October 30, 2017

Downtown Fort Collins is in a season of change

Fall is the season, and the leaves aren’t the only thing changing in downtown Fort Collins.  As is usually the case, change is accompanied by a certain level of excitement, paired with a certain level of anxiety about what the future may hold.   

From our viewpoint, we firmly believe that downtown is not only thriving, but has an even brighter future with an exciting pipeline of planned projects.  Holistically, during the past three years there has been a steady increase in sales and decrease in commercial vacancy. Rampant investment in development and redevelopment of functionally obsolete properties is an absolute indicator of investor confidence in the downtown area. Proven restaurant and retail concepts continue to set a high bar and new-to-market concepts expand the variety of offerings in downtown — the crown jewel of the city and Northern Colorado.

Other areas in Fort Collins are raising the bar, with a city-wide resurgence of experience-based retail including new development along Harmony Road and the redevelopment up and down College Avenue, namely a $300 million rehab of Foothill’s Mall. CSU is on a tear with upward of $500 million of real estate-based projects completed on campus during the previous three years and has hundreds of millions in the pipeline for continued growth. Development on the perimeter of campus is on par with the university, offering new options for the student population.  So, it is only natural that investment in the downtown area keeps pace with the other areas of the city.  This widespread improvement and development creates a rising tide that lifts all boats, and supports the evolution of the downtown area as people are continuously attracted to the concentration of restaurants, shopping, culture and entertainment offered throughout. Old Town Fort Collins remains the main attraction for locals and tourists alike.
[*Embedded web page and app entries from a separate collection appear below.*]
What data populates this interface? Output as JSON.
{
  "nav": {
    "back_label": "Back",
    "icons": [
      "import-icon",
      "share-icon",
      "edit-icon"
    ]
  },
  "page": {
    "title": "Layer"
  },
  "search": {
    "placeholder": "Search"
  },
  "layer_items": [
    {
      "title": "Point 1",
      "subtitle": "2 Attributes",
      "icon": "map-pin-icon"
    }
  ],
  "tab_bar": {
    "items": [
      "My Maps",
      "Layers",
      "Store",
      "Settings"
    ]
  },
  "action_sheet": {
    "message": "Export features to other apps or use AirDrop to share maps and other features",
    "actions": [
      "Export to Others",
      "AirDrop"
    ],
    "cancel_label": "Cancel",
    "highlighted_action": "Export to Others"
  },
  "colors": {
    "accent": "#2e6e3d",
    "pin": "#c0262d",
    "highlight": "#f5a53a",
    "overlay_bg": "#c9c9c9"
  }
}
A key factor in Old Town’s healthy stability is the emergence of a “24/7” downtown community. Office, residential, and retail all go hand-in-hand. People living within the downtown area ensures vibrant pedestrian and consumer activity, smoothing out the sales cycles throughout the week and throughout the year. There are more than 5,000 multifamily units in the development pipeline citywide. Projects such as Uncommon, The Mill House, Penny Flats North, 320 Maple, Block One, and Confluence will collectively add around 330 units within the Downtown Development Authority boundary. Fort Collins continues to grow at a rate of approximately 2 percent annually, which equates to more than 2,000 residents each year. This growth will undoubtedly increase the demand for additional housing. Citywide, residential vacancy rates remain extremely low, below 2.5 percent since 2014 and even lower in the Old Town area.

Of course, with rising demand comes rising prices, and this is true in Old Town as it is anywhere. Commercial lease rates have been on the rise, a reflection of heightened demand paired with spiking values and construction costs. Critics argue that this rising cost environment is pushing local businesses out of the downtown core. Although, a wave of new tenant announcements provides evidence to the contrary, it is important to note that the vast majority of new concepts that are popping up in both existing and new locations throughout Old Town are local/regional concepts rather than national chains.

The Downtown Development Authority, or DDA, tracks sales tax revenue in the Old Town area. During the months of June, July, and August, generally the highest sales tax revenue months in Old Town except for the December spike, revenues trend slightly upward year over year. This is remarkable considering that during this same time frame both Safeway and Sports Authority closed their doors thus ceasing to contribute to the sales tax revenues within the DDA boundary. There is also a boisterous pipeline of retail and restaurant amenities coming soon to Old Town including The Elizabeth Hotel, The Exchange, Lucky’s Market, Confluence, Ginger and Baker, and Union – just to mention a few.  A new 323-space parking garage is also under construction in connection with The Elizabeth Hotel to accommodate the growing visitation Old Town Fort Collins is sure to experience as time goes on.

According to data pulled from CoStar, the vacancy rate (comprised of office and retail space) within the DDA boundary has decreased from the already low 4.5 percent in Q1 2015 to as low as 2 percent vacancy going into Q4 2017. 

Jake Arnold and Josh Guernsey are commercial Realtors with Waypoint, a Fort Collins-based real estate firm.  Contact them at 970.632.5050

Fall is the season, and the leaves aren’t the only thing changing in downtown Fort Collins.  As is usually the case, change is accompanied by a certain level of excitement, paired with a certain level of anxiety about what the future may hold.   

From our viewpoint, we firmly believe that downtown is not only thriving, but has an even brighter future with an exciting pipeline of planned projects.  Holistically, during the past three years there has been a steady increase in sales…

Related Content